Description of the task – Among the entries that follow, find every line with the word "value" and list it.

··· Provided entries

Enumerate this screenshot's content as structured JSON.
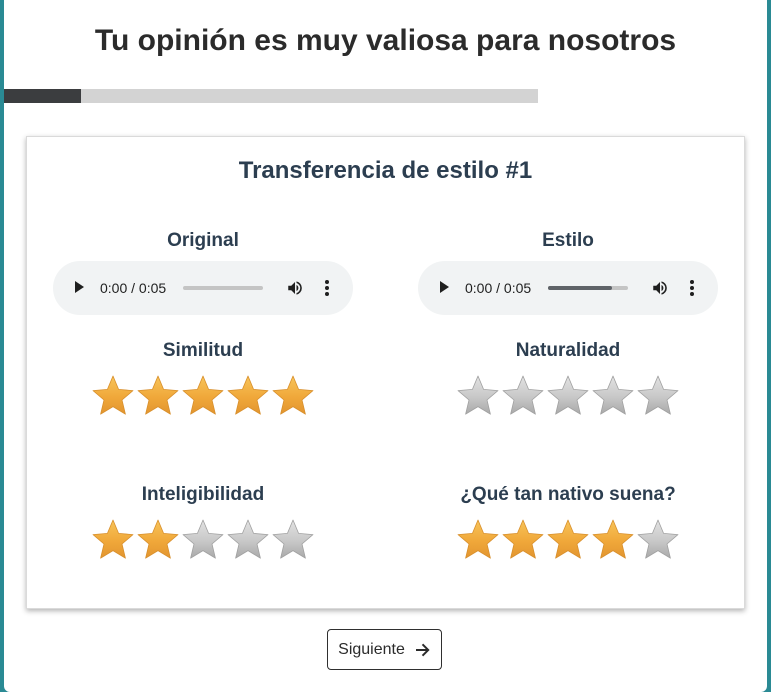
{
  "page": {
    "title": "Tu opinión es muy valiosa para nosotros"
  },
  "progress": {
    "fraction": 0.145
  },
  "card": {
    "title": "Transferencia de estilo #1",
    "original": {
      "label": "Original",
      "player": {
        "time": "0:00 / 0:05",
        "seek_fraction": 0.0,
        "play_icon": "play-icon",
        "volume_icon": "volume-icon",
        "menu_icon": "more-vert-icon"
      }
    },
    "style": {
      "label": "Estilo",
      "player": {
        "time": "0:00 / 0:05",
        "seek_fraction": 0.8,
        "play_icon": "play-icon",
        "volume_icon": "volume-icon",
        "menu_icon": "more-vert-icon"
      }
    },
    "ratings": [
      {
        "label": "Similitud",
        "value": 5,
        "max": 5
      },
      {
        "label": "Naturalidad",
        "value": 0,
        "max": 5
      },
      {
        "label": "Inteligibilidad",
        "value": 2,
        "max": 5
      },
      {
        "label": "¿Qué tan nativo suena?",
        "value": 4,
        "max": 5
      }
    ]
  },
  "next_button": {
    "label": "Siguiente",
    "icon": "arrow-right-icon"
  },
  "colors": {
    "star_filled": "#f0a83a",
    "star_empty": "#c8c8c8",
    "background": "#2a8a94",
    "title_text": "#2c3e50"
  }
}
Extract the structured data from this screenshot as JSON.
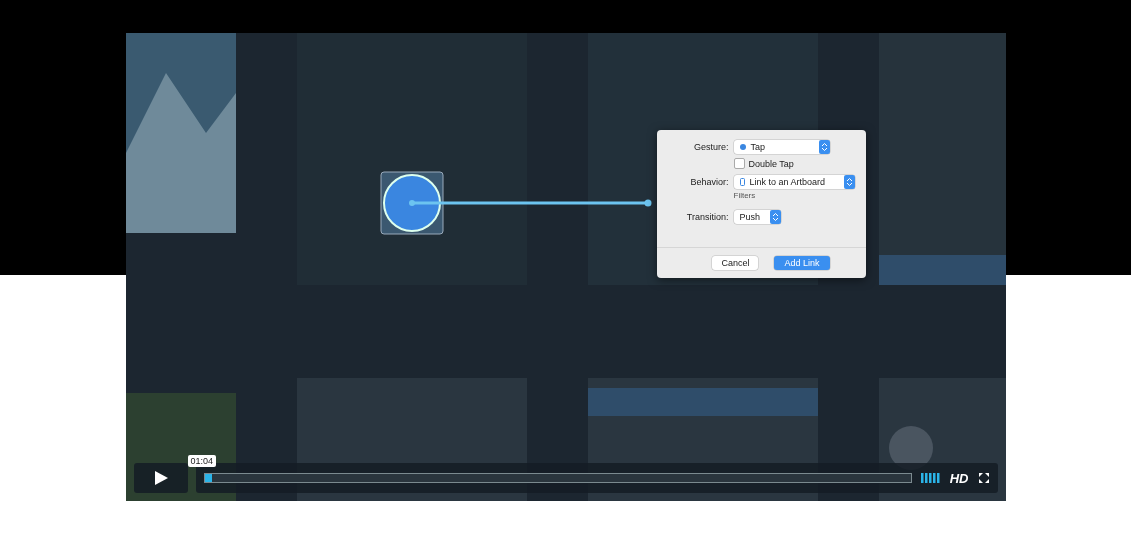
{
  "video": {
    "dialog": {
      "gesture": {
        "label": "Gesture:",
        "value": "Tap"
      },
      "double_tap": {
        "label": "Double Tap",
        "checked": false
      },
      "behavior": {
        "label": "Behavior:",
        "value": "Link to an Artboard"
      },
      "filters": "Filters",
      "transition": {
        "label": "Transition:",
        "value": "Push"
      },
      "buttons": [
        {
          "label": "Cancel",
          "kind": "default"
        },
        {
          "label": "Add Link",
          "kind": "primary"
        }
      ]
    },
    "controls": {
      "time": "01:04",
      "progress": {
        "level": 0.01
      },
      "quality": "HD"
    }
  }
}
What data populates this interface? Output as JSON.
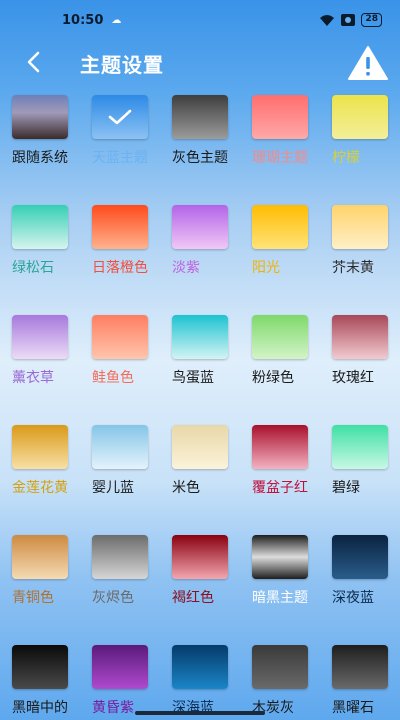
{
  "status": {
    "time": "10:50",
    "battery": "28"
  },
  "appbar": {
    "title": "主题设置"
  },
  "themes": [
    {
      "label": "跟随系统",
      "color": "#1a1a1a",
      "gradient": "linear-gradient(180deg,#6d7fb7 0%,#a09ab8 40%,#3a2b2b 100%)",
      "selected": false
    },
    {
      "label": "天蓝主题",
      "color": "#6cb2f2",
      "gradient": "linear-gradient(180deg,#2d8ae6 0%,#8cc2f3 100%)",
      "selected": true
    },
    {
      "label": "灰色主题",
      "color": "#1a1a1a",
      "gradient": "linear-gradient(180deg,#3e3e3e 0%,#9c9c9c 100%)",
      "selected": false
    },
    {
      "label": "珊瑚主题",
      "color": "#f58a8a",
      "gradient": "linear-gradient(180deg,#ff6e6e 0%,#ffa8a8 100%)",
      "selected": false
    },
    {
      "label": "柠檬",
      "color": "#d8cf3a",
      "gradient": "linear-gradient(180deg,#ece34a 0%,#f3ef9a 100%)",
      "selected": false
    },
    {
      "label": "绿松石",
      "color": "#2aa596",
      "gradient": "linear-gradient(180deg,#35cfb5 0%,#d6f4ee 100%)",
      "selected": false
    },
    {
      "label": "日落橙色",
      "color": "#f05040",
      "gradient": "linear-gradient(180deg,#ff4a1c 0%,#ffb38e 100%)",
      "selected": false
    },
    {
      "label": "淡紫",
      "color": "#c160e0",
      "gradient": "linear-gradient(180deg,#b264e8 0%,#f1c8f5 100%)",
      "selected": false
    },
    {
      "label": "阳光",
      "color": "#f0b400",
      "gradient": "linear-gradient(180deg,#ffbc00 0%,#ffe37a 100%)",
      "selected": false
    },
    {
      "label": "芥末黄",
      "color": "#2a2a2a",
      "gradient": "linear-gradient(180deg,#ffd36a 0%,#fff0c8 100%)",
      "selected": false
    },
    {
      "label": "薰衣草",
      "color": "#9a6ad4",
      "gradient": "linear-gradient(180deg,#a779dc 0%,#ecdcf6 100%)",
      "selected": false
    },
    {
      "label": "鲑鱼色",
      "color": "#f56b5a",
      "gradient": "linear-gradient(180deg,#ff7e62 0%,#ffc6ad 100%)",
      "selected": false
    },
    {
      "label": "鸟蛋蓝",
      "color": "#1a1a1a",
      "gradient": "linear-gradient(180deg,#1cc3d0 0%,#d3f4f4 100%)",
      "selected": false
    },
    {
      "label": "粉绿色",
      "color": "#1a1a1a",
      "gradient": "linear-gradient(180deg,#7ed96a 0%,#d3f4c8 100%)",
      "selected": false
    },
    {
      "label": "玫瑰红",
      "color": "#1a1a1a",
      "gradient": "linear-gradient(180deg,#a84858 0%,#f3cbd1 100%)",
      "selected": false
    },
    {
      "label": "金莲花黄",
      "color": "#d4a010",
      "gradient": "linear-gradient(180deg,#d99a18 0%,#f8e0a6 100%)",
      "selected": false
    },
    {
      "label": "婴儿蓝",
      "color": "#1a1a1a",
      "gradient": "linear-gradient(180deg,#85c5e8 0%,#e4f3fb 100%)",
      "selected": false
    },
    {
      "label": "米色",
      "color": "#1a1a1a",
      "gradient": "linear-gradient(180deg,#e8d8a8 0%,#fbf3da 100%)",
      "selected": false
    },
    {
      "label": "覆盆子红",
      "color": "#c0103c",
      "gradient": "linear-gradient(180deg,#a8102c 0%,#f3b3c2 100%)",
      "selected": false
    },
    {
      "label": "碧绿",
      "color": "#1a1a1a",
      "gradient": "linear-gradient(180deg,#3fe0a4 0%,#c8f8e4 100%)",
      "selected": false
    },
    {
      "label": "青铜色",
      "color": "#b07030",
      "gradient": "linear-gradient(180deg,#cd8a42 0%,#f5dbb3 100%)",
      "selected": false
    },
    {
      "label": "灰烬色",
      "color": "#6a6a6a",
      "gradient": "linear-gradient(180deg,#6c6c6c 0%,#d6d6d6 100%)",
      "selected": false
    },
    {
      "label": "褐红色",
      "color": "#8a1020",
      "gradient": "linear-gradient(180deg,#8a0010 0%,#f3a7b0 100%)",
      "selected": false
    },
    {
      "label": "暗黑主题",
      "color": "#ffffff",
      "gradient": "linear-gradient(180deg,#1e1e1e 0%,#dcdcdc 50%,#1e1e1e 100%)",
      "selected": false
    },
    {
      "label": "深夜蓝",
      "color": "#0b2a4a",
      "gradient": "linear-gradient(180deg,#0a2240 0%,#2a5d8c 100%)",
      "selected": false
    },
    {
      "label": "黑暗中的黑",
      "color": "#1a1a1a",
      "gradient": "linear-gradient(180deg,#0a0a0a 0%,#4a4a4a 100%)",
      "selected": false
    },
    {
      "label": "黄昏紫",
      "color": "#7a1aa0",
      "gradient": "linear-gradient(180deg,#5a1a7a 0%,#b04ad0 100%)",
      "selected": false
    },
    {
      "label": "深海蓝",
      "color": "#0a2a50",
      "gradient": "linear-gradient(180deg,#053a6a 0%,#1a86c8 100%)",
      "selected": false
    },
    {
      "label": "木炭灰",
      "color": "#1a1a1a",
      "gradient": "linear-gradient(180deg,#3a3a3a 0%,#6a6a6a 100%)",
      "selected": false
    },
    {
      "label": "黑曜石",
      "color": "#1a1a1a",
      "gradient": "linear-gradient(180deg,#1e1e1e 0%,#6a6a6a 100%)",
      "selected": false
    }
  ]
}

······

Your response –
        "value": 5,
        "value": 0,
        "value": 2,
        "value": 4,
        "value": "Tap"
        "value": "Link to an Artboard"
        "value": "Push"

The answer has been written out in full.